In late October, one of my oldest and dearest friends, Mike Schepp, and I gathered at one of this town’s best breakfast places, LuLu’s, so I could treat him to a birthday breakfast, albeit one about a month past due from his Sept. 20 birth anniversary. Our times together began when we were 7 in the second grade under the watchful eye of Sister Joseph Andre some 59 years ago.
Once we worked our way through the large plates of victuals and solved a good portion of the world’s problems (although never coming anywhere close to solving why the Browns lose more often than President Trump tweets), we then headed for the parking lot.
I told Mike I had a small gift for him in my car and told him it was actually a tool. Mike, being as disinclined as yours truly when it comes to all things mechanical, said to me, “Can I re-gift it?” to which I replied, “Of course, as long as you don’t give it back to me!”
I thought about that recently just after the biggest gift-giving holiday of the year and have a few thoughts on what really is gift-giving’s dirty little secret.
Let me start by saying that, at my age, after traveling down more of life’s roads than the ones I’ll travel moving forward, gift-giving is not my favorite pastime. Like many of you, I’ve collected enough stuff over the years to last a couple of lifetimes, and if I need more stuff, I have the means to buy it myself.
Surely, when it comes to receiving gifts, it’s sort of a children’s world.

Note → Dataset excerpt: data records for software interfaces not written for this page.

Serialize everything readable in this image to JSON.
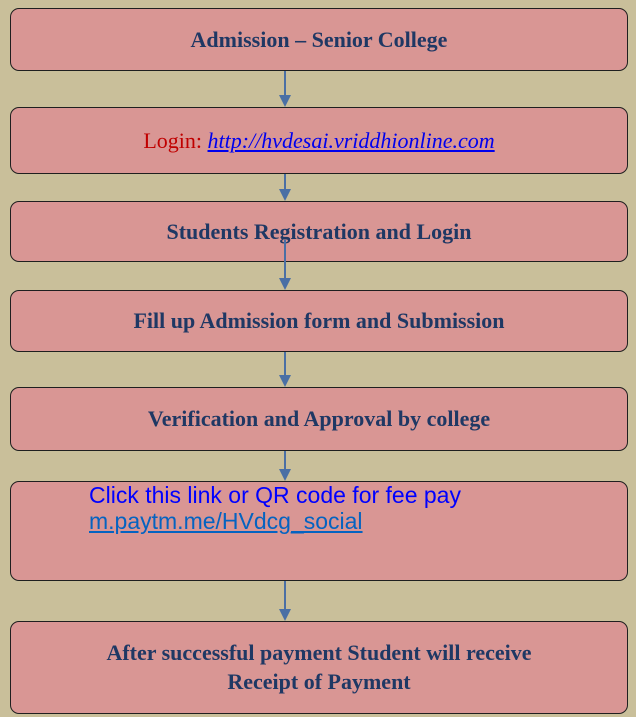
{
  "steps": {
    "admission": "Admission – Senior College",
    "login_prefix": "Login: ",
    "login_url": "http://hvdesai.vriddhionline.com",
    "registration": "Students Registration and Login",
    "fill_form": "Fill up Admission form and Submission",
    "verification": "Verification and Approval by college",
    "payment_text": "Click this link or QR code for fee pay",
    "payment_link": "m.paytm.me/HVdcg_social",
    "final_line1": "After successful payment Student will receive",
    "final_line2": "Receipt of Payment"
  },
  "colors": {
    "background": "#c9bf9a",
    "box_fill": "#d99694",
    "text": "#1f3864",
    "arrow": "#4a6fa5",
    "login_label": "#c00000",
    "link": "#0000ee"
  }
}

Since they’re totally dependent on others for pretty much everything, of course, they’re going to be thrilled anytime a gift comes their way.

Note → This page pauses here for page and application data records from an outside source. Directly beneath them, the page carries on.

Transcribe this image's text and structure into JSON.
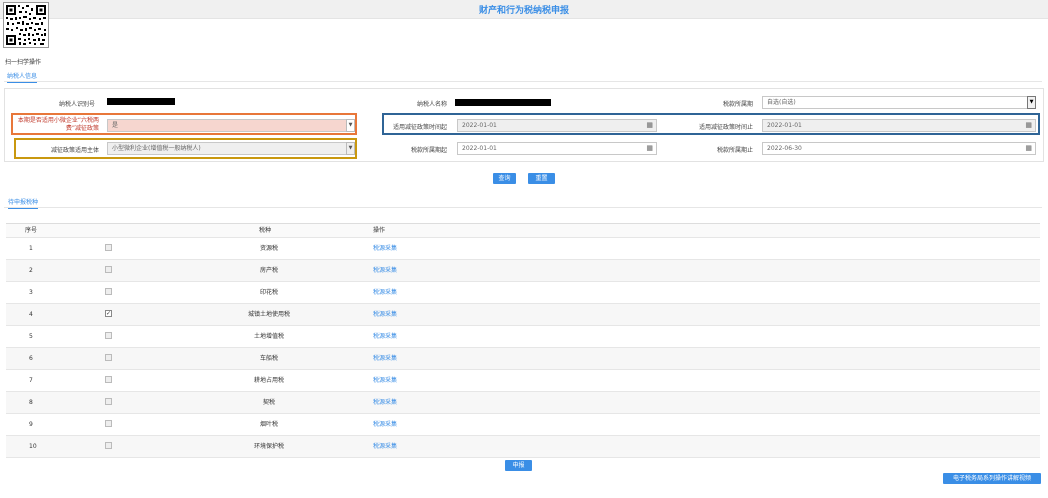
{
  "header": {
    "title": "财产和行为税纳税申报"
  },
  "qr": {
    "caption": "扫一扫学操作"
  },
  "tabs": {
    "taxpayer_info": "纳税人信息",
    "pending": "待申报税种"
  },
  "form": {
    "taxpayer_id_label": "纳税人识别号",
    "taxpayer_name_label": "纳税人名称",
    "tax_period_label": "税款所属期",
    "tax_period_value": "自选(自选)",
    "small_micro_label": "本期是否适用小微企业“六税两费”减征政策",
    "small_micro_value": "是",
    "reduction_start_label": "适用减征政策时间起",
    "reduction_start_value": "2022-01-01",
    "reduction_end_label": "适用减征政策时间止",
    "reduction_end_value": "2022-01-01",
    "reduction_subject_label": "减征政策适用主体",
    "reduction_subject_value": "小型微利企业(增值税一般纳税人)",
    "period_start_label": "税款所属期起",
    "period_start_value": "2022-01-01",
    "period_end_label": "税款所属期止",
    "period_end_value": "2022-06-30"
  },
  "buttons": {
    "query": "查询",
    "reset": "重置",
    "declare": "申报",
    "video": "电子税务局系列操作讲解视频"
  },
  "table": {
    "headers": [
      "序号",
      "",
      "税种",
      "操作"
    ],
    "rows": [
      {
        "no": "1",
        "tax": "资源税",
        "action": "税源采集",
        "checked": false
      },
      {
        "no": "2",
        "tax": "房产税",
        "action": "税源采集",
        "checked": false
      },
      {
        "no": "3",
        "tax": "印花税",
        "action": "税源采集",
        "checked": false
      },
      {
        "no": "4",
        "tax": "城镇土地使用税",
        "action": "税源采集",
        "checked": true
      },
      {
        "no": "5",
        "tax": "土地增值税",
        "action": "税源采集",
        "checked": false
      },
      {
        "no": "6",
        "tax": "车船税",
        "action": "税源采集",
        "checked": false
      },
      {
        "no": "7",
        "tax": "耕地占用税",
        "action": "税源采集",
        "checked": false
      },
      {
        "no": "8",
        "tax": "契税",
        "action": "税源采集",
        "checked": false
      },
      {
        "no": "9",
        "tax": "烟叶税",
        "action": "税源采集",
        "checked": false
      },
      {
        "no": "10",
        "tax": "环境保护税",
        "action": "税源采集",
        "checked": false
      }
    ]
  },
  "colors": {
    "accent": "#3a8ee6",
    "highlight_orange": "#e8773a",
    "highlight_blue": "#2f6496",
    "highlight_gold": "#c9980f"
  },
  "icons": {
    "calendar": "calendar-icon",
    "dropdown": "chevron-down-icon",
    "check": "check-icon"
  }
}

Now, when it comes to what is re-gifted, the book is, I’m guessing, the most common item that people pass on down the line, provided you don’t, say, drop it in the bath tub while reading it, as “Cheers” Sam Malone once did in an episode from Season 6 of one of my favorite TV series of all time. Those of you who never missed an episode will recall it was Diane Chambers’ rare first-edition autographed copy of Hemingway’s “The Sun Also Rises.” At any rate, barring any such Mayday Malone-induced damage, a book read carefully doesn’t really change in appearance should one choose to use it as a re-gift. A word of advice, though, is where you’re reading it, use a bookmark rather than dog-earing the pages.

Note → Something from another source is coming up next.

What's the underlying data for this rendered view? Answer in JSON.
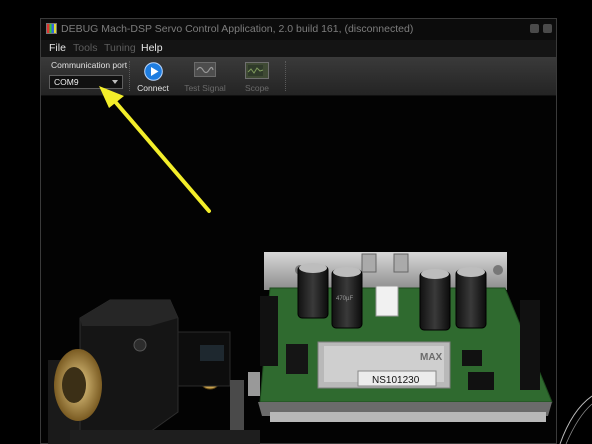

A quick spin around the Google machine brought me to a number of writings on re-gifting, especially on the etiquette involved in such a re-gesture. Most feel there’s nothing wrong with the practice. For instance, author Jacqueline Curtis sees the re-gift as perfectly acceptable as long as you remember to follow eight simple rules. Although I’m not sure there’s any significance to the order in which Curtis presents them, she listed them as follows:
1. Never re-gift anything meaningful or homemade.
2. Re-gift outside your circle of friends.
3. Only re-gift brand-new items.
4. Re-gift thoughtfully.
5. Check for signs of a re-gift.
6. Don’t wait for a special occasion.
7. When in doubt, re-gift to charity.
8. Never re-gift food.
Now, there’s some subjectivity involved in some of the above rules. In the first, how meaningful a gift is you’ve received is, of course, subject to interpretation. And, in the fourth rule, how thoughtful your re-gift is, will largely be determined by the person to whom you are re-gifting.
As for Curtis’ other rules, they seem pretty prudent to me and not subject to much interpretation, although I’ve a little problem with No. 8. Now, I wouldn’t advise passing along your doggie bag from a restaurant, I don’t see much wrong with passing on a box of chocolate provided you received it recently.
Of course, the second rule is essential to avoid the potential embarrassment of giving something to someone that will encounter the person who gave it to you. And, Curtis’ fifth rule must be followed carefully! Imagine, for instance, re-gifting, say, a book without noticing the person who gave it to you had written an inscription to you inside the cover!
For me, the easiest and safest re-gifts are gift cards. However, do keep in mind that a card may lose value after a year has passed since its purchase, and some may even have an expiration date. So, it’s pretty wise to call that number on the back of the card and check value before kicking that can down the road!
So there you have it, folks. The proverbial cat has been loosed from the bag when it comes to re-gifting. Oh, and Mike, just a word about that little tool I gave you for your car’s glove box last October. If you did re-gift it by slipping it into someone’s Christmas stocking a week or so ago, when our historical records are all written, let it be recorded you weren’t just a re-gifter. You were a re-re-gifter!
John Grindrod is a regular columnist for The Lima News, a freelance writer and editor and the author of two books. Reach him at email@example.com.